With all these features, it’s quite clear that “Empire: Total War” is heavily focused on single player. This is where “Total War” starts to go downhill; the A.I. is horrible. On the field, your opponents can be challenging - you’ll see the A.I. try to flank you while protecting their flanks, divert you, and use their artillery at your weak points. So, if you’re looking for a decent opponent in battle, “Empire: Total War” does serve its purpose. But when it comes to diplomacy …well, it’s not that good. For example, in diplomacy, you cannot trade technology with other countries, including your own allies. You can even try to offer a higher tier technology for a lower tier and they will still refuse to accept. Unlike “Civilization 4,” there is no option to ask the A.I. about what would they need to be satisfied. On the other hand, the A.I. loves to ask for either one-sided deals, or something a little too big for you swallow, like a big piece of your better regions while they give the technology that will enable you to build better roads. You can try to counter offer, but it is often rejected.
The other big problem is the pathfinding. As I mentioned before, on the open field the game works well, but if we are talking about sieges, that’s another story. This has been quite a frequent problem with the “Total War” series and despite all the changes, the sieges are still terrible. You will often see your troops having trouble navigating the walls of a fort, meaning you will be getting unexpected losses and the battle will take longer than usual. Fortunately, you can automate the siege battles, but you weren’t interested in the game to simply press “automate”.

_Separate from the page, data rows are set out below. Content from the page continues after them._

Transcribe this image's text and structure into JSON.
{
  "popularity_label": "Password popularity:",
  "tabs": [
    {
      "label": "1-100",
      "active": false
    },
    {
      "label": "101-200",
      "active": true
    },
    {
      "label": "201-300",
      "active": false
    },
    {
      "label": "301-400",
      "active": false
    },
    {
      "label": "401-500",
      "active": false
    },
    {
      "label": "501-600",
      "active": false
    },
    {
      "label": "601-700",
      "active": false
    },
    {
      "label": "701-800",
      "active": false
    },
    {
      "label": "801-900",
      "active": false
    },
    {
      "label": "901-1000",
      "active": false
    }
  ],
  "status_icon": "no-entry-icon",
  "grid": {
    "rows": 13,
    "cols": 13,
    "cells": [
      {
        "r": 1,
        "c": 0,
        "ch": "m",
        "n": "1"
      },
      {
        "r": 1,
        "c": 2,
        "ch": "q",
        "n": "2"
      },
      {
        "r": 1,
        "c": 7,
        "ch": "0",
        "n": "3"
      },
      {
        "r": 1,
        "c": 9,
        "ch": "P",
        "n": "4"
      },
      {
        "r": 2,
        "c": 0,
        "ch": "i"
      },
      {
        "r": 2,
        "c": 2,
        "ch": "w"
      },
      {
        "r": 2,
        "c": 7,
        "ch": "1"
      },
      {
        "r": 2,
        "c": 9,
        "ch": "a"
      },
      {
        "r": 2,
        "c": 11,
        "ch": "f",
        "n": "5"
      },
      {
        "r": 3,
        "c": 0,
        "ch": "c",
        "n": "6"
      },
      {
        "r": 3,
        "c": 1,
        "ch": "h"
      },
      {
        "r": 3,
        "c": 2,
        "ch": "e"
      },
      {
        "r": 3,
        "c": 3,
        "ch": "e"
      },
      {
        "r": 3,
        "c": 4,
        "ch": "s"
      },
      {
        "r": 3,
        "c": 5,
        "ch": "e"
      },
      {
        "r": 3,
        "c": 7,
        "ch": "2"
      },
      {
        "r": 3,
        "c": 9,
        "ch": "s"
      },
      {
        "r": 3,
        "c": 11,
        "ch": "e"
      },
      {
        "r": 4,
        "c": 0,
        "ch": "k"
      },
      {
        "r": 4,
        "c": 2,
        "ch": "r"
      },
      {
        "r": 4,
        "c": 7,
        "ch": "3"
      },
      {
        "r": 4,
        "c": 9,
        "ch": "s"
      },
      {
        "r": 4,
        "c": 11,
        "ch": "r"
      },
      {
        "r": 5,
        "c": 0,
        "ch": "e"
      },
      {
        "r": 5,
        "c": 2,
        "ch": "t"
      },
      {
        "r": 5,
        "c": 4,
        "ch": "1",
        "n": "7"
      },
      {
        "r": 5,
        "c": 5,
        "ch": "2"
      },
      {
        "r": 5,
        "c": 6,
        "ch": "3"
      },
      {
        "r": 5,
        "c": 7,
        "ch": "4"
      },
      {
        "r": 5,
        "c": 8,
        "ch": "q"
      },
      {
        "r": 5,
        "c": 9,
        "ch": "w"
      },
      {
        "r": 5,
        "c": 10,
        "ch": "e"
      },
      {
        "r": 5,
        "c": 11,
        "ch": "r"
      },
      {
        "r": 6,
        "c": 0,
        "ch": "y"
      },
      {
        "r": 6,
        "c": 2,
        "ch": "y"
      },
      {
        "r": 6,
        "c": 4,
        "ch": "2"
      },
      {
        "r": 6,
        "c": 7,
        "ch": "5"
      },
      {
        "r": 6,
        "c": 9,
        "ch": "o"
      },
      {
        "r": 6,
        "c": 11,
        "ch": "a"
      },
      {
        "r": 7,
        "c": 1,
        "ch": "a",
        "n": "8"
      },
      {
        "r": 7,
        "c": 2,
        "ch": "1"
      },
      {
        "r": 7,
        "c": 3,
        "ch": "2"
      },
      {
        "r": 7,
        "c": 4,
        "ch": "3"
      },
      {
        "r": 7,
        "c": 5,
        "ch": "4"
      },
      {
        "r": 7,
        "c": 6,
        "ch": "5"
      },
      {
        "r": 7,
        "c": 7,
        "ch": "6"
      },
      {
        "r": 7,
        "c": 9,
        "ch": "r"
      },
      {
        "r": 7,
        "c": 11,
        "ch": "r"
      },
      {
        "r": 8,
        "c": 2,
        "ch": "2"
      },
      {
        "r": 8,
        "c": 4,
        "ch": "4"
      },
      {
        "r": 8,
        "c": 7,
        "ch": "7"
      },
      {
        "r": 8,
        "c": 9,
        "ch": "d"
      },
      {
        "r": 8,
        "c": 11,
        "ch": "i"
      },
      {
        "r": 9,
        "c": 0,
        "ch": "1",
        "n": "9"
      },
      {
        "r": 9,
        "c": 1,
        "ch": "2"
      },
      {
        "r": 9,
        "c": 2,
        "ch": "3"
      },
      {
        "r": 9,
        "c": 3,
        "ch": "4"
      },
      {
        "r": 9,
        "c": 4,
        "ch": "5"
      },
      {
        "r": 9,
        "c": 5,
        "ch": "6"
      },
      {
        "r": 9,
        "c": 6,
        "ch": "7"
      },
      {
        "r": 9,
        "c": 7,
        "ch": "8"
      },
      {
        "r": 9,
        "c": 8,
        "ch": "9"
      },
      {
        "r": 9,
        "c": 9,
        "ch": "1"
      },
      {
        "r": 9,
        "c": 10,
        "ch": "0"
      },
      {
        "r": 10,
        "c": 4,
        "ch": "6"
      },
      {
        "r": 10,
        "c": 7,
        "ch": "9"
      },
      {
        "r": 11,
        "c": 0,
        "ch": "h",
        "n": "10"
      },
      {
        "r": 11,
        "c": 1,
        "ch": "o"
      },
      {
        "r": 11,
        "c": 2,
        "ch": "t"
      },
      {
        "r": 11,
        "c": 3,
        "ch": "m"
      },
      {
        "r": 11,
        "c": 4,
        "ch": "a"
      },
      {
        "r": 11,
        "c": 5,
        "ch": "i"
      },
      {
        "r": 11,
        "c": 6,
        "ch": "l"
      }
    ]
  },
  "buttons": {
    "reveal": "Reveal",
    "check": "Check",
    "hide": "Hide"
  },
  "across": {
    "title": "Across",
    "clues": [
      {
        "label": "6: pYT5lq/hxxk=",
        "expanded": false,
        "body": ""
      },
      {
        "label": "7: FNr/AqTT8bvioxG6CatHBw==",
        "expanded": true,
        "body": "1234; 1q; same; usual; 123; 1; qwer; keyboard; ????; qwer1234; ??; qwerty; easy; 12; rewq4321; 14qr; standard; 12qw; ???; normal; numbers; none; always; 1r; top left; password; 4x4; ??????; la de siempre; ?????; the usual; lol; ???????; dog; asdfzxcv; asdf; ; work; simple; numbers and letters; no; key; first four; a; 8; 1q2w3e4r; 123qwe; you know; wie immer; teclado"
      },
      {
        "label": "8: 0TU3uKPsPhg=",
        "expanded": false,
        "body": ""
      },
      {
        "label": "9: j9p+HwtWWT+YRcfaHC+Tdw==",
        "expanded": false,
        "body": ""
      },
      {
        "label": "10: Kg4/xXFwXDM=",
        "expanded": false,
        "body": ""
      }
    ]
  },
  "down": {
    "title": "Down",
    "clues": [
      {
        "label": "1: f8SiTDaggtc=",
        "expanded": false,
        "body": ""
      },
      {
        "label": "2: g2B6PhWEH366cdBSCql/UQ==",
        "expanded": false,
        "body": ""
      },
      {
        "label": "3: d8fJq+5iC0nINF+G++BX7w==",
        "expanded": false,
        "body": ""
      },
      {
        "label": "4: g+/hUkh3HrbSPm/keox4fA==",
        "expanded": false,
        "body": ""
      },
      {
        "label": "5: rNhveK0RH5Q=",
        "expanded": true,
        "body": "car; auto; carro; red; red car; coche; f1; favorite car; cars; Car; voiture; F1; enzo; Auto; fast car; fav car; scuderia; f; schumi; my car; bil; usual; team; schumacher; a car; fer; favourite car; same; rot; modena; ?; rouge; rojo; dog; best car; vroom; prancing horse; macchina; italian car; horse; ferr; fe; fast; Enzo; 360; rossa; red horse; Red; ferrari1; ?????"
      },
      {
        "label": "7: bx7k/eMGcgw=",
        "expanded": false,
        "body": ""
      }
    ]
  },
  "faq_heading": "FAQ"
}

Even though the “Total War” series has always been focused on single player, they always managed to add multiplayer, and with the use of Steam, “Empire: Total War”’s multiplayer is quite easy to get into. There is no Grand Campaign in multiplayer; it is simply one skirmish battle. The host picks the time period of the battle and how much money each person gets. After that, each player is free to pick their units whatever they wish. This is the same method done in the previous “Total War” games, and it works well enough, since there is no luck whatsoever. The netcode is great as there was hardly any lag experienced, and you could practically mistake this as a single player quick skirmish, if it weren’t for the chat. For the hardcore types, there is a ranking system as well.
Depending on your computer, you will either hate or love this game. It is quite a resource hog, as both the ground and naval units are ridiculously detailed. The boats are the most impressive, as you can see every inch of the ship; from the crew loading the cannons with the captain looking out to sea, to when the crew members leaping off of a doomed ship. Because of all of the detail involved, the loading screen takes a bit longer than you’d expect. While it isn’t anything game breaking, you are just going to have to be a little patient to enjoy the full experience.
“Empire: Total War” does many things right, it’s a long game with extremely huge scope. This is not the type of game you can simply jump in and play. You will need to study a bit about the military formations and think about each turn, as you slowly build your country with a great economy and army. But while it does contain great content, it still suffers from the ghosts of the franchise’s past - the A.I. is still as dumb as a brick with down syndrome when it comes to sieges, and diplomacy is just a fancy word for “silly demands” in A.I. speak. Overall, it is the best game in the “Total War” series, but due to its major A.I. faults, it is not the “perfect” game for the series.